Example FizzBuzz Implementation

use std::borrow::Cow;
fn main() {
    for i in 1..101 {
        println!("{}", match (i % 3, i % 5) {
            (0, 0) => "FizzBuzz".into(),
            (0, _) => "Fizz".into(),
            (_, 0) => "Buzz".into(),
            _ => Cow::from(i.to_string()),

To get you started…


Swift is Apple’s answer to the prayers of many iOS app developers complaining that Objective-C was too hard to program with. It was first released in 2014 and it became very popular especially among iOS developers… in fact I don’t believe it’s used for anything else really.

Similarly, it doesn’t run on Windows but only on Unixes (Darwin/Linux/FreeBSD), but typically 90% of its users are going to program in Swift using XCode on their macOS machine anyway.

While definitely a step up from Objective-C from a syntax and high-level features point of view, unlike most of the other languages on this list its niche is pretty much mobile apps, or better, iOS apps. If I were to develop an iOS app today, I’d probably pick Swift as well.

Example FizzBuzz Implementation

for i in 1...100{
    var s:String?
    if i%3==0{s="Fizz"}
    if i%5==0{s=(s ?? "")+"Buzz"}
    print(s ?? i)

To get you started…

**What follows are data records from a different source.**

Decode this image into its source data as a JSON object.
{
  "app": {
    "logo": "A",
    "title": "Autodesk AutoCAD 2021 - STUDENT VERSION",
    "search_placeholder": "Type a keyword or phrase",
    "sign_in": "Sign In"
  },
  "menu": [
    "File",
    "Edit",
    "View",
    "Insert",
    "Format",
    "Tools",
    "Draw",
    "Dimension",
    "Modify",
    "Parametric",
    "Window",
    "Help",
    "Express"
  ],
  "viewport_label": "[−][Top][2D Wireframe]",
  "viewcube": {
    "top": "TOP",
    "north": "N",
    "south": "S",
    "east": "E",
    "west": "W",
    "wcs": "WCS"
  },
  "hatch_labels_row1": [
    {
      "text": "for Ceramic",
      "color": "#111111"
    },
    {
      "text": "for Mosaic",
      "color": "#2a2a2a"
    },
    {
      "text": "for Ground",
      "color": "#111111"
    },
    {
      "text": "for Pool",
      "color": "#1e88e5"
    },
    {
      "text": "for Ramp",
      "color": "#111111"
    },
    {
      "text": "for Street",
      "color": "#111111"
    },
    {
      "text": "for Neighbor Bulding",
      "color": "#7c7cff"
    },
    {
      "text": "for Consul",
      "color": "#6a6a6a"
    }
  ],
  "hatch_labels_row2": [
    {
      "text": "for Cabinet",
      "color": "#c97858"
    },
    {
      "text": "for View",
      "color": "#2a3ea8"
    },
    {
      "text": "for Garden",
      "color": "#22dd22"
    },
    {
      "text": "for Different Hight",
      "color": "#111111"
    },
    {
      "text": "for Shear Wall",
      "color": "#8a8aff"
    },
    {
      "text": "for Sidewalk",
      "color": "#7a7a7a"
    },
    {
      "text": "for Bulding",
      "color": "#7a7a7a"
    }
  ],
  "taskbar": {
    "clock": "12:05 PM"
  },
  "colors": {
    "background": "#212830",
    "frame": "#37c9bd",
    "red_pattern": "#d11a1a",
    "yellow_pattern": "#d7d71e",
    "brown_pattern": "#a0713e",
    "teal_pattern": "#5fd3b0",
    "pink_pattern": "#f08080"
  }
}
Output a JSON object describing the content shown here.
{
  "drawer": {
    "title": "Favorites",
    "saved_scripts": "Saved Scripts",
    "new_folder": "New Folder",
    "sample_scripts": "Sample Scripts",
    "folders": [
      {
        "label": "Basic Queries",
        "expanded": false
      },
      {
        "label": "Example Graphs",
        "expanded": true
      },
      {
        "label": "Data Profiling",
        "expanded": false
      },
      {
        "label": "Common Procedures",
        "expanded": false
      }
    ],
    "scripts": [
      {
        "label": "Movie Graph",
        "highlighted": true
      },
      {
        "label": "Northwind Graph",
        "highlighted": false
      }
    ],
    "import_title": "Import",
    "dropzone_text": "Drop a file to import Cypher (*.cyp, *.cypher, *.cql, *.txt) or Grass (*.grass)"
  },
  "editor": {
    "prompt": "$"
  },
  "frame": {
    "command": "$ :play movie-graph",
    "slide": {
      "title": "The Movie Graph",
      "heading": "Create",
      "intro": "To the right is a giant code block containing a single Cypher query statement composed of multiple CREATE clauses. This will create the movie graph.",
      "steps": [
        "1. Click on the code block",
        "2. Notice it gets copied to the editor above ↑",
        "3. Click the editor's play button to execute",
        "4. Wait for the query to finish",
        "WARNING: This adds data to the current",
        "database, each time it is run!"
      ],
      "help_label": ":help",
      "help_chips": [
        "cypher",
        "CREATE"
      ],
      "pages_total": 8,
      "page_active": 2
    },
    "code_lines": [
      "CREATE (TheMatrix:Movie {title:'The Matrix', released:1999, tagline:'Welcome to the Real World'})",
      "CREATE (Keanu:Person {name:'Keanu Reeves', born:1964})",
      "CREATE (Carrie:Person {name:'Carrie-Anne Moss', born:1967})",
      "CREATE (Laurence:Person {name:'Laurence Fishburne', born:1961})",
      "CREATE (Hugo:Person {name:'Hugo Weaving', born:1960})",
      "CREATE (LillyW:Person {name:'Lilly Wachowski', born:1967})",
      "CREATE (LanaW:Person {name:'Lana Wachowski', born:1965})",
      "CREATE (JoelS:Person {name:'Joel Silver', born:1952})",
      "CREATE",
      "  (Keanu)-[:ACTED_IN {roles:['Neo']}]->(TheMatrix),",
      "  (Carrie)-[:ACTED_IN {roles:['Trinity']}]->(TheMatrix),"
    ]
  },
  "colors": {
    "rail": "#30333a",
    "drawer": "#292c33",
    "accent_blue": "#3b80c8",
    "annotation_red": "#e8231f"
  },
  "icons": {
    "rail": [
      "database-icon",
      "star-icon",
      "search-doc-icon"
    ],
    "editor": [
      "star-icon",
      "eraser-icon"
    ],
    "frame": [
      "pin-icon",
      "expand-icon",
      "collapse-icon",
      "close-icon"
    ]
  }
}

Zig was born in 2016 and it hit its 0.3.0 release just a few months ago. The language positions itself in the already-crowded space of the next generation system programming languages, but there’s a rationale for it.

It is essentially a much smaller, more minimalist alternative to Rust, C++, and D. Its syntax doesn’t look as user-friendly as other languages on this list, but Zig seems to have a particular focus on being safer than its competitors. It provides easy interoperability with C ([…] Compatible with C libraries with no wrapper necessary. Directly include C .h files and get access to the functions and symbols therein.) and aims at targeting as many platforms as possible.

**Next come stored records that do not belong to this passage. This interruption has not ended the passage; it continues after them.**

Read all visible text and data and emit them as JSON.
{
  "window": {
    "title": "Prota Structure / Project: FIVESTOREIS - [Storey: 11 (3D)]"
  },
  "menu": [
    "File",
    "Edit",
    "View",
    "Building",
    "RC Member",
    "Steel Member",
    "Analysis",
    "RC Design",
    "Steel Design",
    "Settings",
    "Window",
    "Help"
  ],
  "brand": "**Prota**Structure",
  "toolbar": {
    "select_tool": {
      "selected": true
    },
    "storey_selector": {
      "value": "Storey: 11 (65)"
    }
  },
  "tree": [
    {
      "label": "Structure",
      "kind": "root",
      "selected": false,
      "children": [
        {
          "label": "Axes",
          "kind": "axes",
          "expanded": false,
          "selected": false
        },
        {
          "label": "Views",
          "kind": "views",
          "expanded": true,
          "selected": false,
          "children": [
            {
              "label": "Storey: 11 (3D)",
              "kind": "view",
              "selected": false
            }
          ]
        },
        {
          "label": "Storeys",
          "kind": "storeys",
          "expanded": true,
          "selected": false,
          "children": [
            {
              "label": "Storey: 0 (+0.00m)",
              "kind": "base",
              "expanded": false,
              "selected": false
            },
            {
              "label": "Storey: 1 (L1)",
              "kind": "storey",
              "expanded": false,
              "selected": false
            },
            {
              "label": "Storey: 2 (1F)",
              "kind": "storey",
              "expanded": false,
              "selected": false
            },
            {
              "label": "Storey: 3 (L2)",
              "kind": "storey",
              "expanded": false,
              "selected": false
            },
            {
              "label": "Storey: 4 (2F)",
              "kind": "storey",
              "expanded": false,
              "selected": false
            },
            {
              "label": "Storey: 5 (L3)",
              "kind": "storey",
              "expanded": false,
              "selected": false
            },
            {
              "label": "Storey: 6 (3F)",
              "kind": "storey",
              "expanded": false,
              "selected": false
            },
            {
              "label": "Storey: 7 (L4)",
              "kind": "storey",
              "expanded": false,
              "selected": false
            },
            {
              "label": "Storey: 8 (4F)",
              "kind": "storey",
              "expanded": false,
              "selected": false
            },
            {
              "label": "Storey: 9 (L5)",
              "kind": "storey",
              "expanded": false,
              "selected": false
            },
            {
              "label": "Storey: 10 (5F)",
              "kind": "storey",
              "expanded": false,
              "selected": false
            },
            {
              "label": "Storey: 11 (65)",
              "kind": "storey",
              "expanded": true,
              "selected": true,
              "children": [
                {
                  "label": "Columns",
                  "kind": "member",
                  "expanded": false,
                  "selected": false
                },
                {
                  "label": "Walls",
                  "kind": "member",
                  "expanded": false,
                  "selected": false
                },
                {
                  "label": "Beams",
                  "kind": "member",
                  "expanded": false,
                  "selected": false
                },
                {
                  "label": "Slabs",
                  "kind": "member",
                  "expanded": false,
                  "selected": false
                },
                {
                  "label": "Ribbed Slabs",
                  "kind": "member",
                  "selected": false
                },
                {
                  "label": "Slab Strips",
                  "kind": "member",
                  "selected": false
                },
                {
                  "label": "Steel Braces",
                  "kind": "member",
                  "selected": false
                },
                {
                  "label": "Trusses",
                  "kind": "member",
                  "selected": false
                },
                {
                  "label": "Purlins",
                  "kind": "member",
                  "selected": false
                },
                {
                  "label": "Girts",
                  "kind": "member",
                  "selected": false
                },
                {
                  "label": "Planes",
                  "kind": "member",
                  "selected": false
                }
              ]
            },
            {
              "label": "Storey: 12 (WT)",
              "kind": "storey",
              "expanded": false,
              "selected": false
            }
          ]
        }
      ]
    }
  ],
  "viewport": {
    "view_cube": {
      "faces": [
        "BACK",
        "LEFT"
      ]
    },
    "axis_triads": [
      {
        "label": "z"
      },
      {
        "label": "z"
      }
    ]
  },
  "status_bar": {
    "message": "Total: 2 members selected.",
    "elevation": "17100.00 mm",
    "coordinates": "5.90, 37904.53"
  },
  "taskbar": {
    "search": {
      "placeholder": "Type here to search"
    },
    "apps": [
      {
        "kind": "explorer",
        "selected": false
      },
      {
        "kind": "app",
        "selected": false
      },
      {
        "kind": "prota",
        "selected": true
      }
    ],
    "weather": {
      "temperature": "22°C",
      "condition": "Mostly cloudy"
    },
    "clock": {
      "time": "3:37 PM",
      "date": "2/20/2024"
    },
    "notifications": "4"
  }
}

Could this be the holy grail, the true replacement of C? Only time will tell. It’s way too soon to judge, but this new kid on the block is the last on this list, but one of the most promising.

Example FizzBuzz Implementation

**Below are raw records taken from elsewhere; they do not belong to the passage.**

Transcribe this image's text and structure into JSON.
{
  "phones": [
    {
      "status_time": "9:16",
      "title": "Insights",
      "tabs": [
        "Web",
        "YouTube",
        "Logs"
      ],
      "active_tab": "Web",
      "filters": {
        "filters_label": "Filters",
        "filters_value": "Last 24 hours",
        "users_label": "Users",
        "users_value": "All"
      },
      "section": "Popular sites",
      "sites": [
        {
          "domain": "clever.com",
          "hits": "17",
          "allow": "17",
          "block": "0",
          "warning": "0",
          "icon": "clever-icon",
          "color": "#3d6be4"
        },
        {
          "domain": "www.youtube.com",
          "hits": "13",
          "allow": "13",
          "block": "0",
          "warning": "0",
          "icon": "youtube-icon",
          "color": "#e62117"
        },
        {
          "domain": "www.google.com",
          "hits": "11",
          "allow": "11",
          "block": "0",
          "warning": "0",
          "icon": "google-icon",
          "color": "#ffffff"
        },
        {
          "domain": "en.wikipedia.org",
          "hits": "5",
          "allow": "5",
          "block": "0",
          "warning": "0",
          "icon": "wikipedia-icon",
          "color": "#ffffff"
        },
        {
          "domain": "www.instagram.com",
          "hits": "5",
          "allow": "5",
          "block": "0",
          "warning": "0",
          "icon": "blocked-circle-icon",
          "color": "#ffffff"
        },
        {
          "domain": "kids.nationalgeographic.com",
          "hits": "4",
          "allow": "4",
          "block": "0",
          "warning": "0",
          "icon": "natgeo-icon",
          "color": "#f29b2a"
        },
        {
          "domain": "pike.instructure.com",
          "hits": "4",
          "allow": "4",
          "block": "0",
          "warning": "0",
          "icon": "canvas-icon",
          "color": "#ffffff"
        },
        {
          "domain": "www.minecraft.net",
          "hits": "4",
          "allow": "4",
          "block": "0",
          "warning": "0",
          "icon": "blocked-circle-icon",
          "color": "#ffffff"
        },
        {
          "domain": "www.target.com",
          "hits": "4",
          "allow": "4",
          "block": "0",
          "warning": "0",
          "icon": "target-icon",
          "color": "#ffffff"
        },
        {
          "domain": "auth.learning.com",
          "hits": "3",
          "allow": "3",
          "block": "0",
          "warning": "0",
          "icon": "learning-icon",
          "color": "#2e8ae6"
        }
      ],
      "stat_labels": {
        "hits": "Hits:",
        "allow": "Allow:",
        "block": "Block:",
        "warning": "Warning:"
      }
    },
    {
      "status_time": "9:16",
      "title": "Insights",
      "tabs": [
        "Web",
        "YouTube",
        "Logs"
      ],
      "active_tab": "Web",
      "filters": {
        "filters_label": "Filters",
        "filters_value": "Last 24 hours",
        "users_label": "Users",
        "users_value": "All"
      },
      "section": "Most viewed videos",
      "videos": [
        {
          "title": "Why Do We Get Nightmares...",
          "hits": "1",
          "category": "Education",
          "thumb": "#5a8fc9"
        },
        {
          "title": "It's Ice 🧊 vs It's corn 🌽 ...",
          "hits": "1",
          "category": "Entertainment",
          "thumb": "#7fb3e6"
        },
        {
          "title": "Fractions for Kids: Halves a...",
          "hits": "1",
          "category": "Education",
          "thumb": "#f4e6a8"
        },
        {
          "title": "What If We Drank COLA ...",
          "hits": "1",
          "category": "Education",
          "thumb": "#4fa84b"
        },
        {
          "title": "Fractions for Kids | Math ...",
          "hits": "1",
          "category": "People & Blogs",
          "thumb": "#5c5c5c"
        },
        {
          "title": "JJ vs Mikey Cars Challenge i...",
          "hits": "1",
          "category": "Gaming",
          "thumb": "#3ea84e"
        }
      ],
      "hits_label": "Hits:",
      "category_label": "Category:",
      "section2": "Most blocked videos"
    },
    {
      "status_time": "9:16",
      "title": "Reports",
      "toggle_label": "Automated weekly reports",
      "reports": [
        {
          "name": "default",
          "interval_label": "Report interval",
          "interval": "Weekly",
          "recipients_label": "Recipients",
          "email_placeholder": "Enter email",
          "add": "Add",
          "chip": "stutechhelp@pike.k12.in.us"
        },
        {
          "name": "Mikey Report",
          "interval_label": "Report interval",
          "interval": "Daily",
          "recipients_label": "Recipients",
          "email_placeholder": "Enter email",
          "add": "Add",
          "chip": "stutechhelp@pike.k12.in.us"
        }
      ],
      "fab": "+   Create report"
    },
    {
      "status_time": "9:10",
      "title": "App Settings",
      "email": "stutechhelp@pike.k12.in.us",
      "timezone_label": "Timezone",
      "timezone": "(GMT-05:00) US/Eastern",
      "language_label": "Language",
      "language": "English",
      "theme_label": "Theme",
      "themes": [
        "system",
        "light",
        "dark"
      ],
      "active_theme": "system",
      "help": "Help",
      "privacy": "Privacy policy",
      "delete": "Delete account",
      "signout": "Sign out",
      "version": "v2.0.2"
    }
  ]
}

const std = @import("std");

pub fn main() void {
    var i: usize = 1;
    while (i <= 100) : (i += 1) {
        if (i % 3 == 0 and i % 5 == 0) {
        } else if (i % 3 == 0) {
        } else if (i % 5 == 0) {
        } else {
            std.debug.warn("{}\n", i);

(updated based on this Reddit comment)

To get you started…


…And that’s all, folks! Sorry if I missed your favorite language, I really am. But this is not really a competition, it’s just a very opinionated article.

The one thing to take away from this article, along with a bunch of hopefully useful links, is that none of these languages existed when I wrote the original article 10 years ago (except for Nim of course that already existed as Nimrod). This is remarkable. 10 years ago people were already going crazy on the then-just-launched Hacker News and Reddit every time a new programming language popped up.

Why bother? —They said. Why did you create X when Y and Z already do the same thing?

The answer is that creating a new programming language is sometimes the best strategy to solve a problem. Apple had a problem with Objective-C and created Swift, Mozilla needed something better than C++ to create their next generation browser, some people really loved Ruby but hated its inherent slowness and created Crystal and Elixir. All these extraordinary people and companies were bold enough to bet on something completely new and be (relatively) successful.

We are living a new Golden Age of programming language design, and we should be grateful for this diversity, not pissed off. Learning a new programming language may feel pointless sometimes, but it is always rewarding to some level… so pick one of these and try it out, you won’t be disappointed!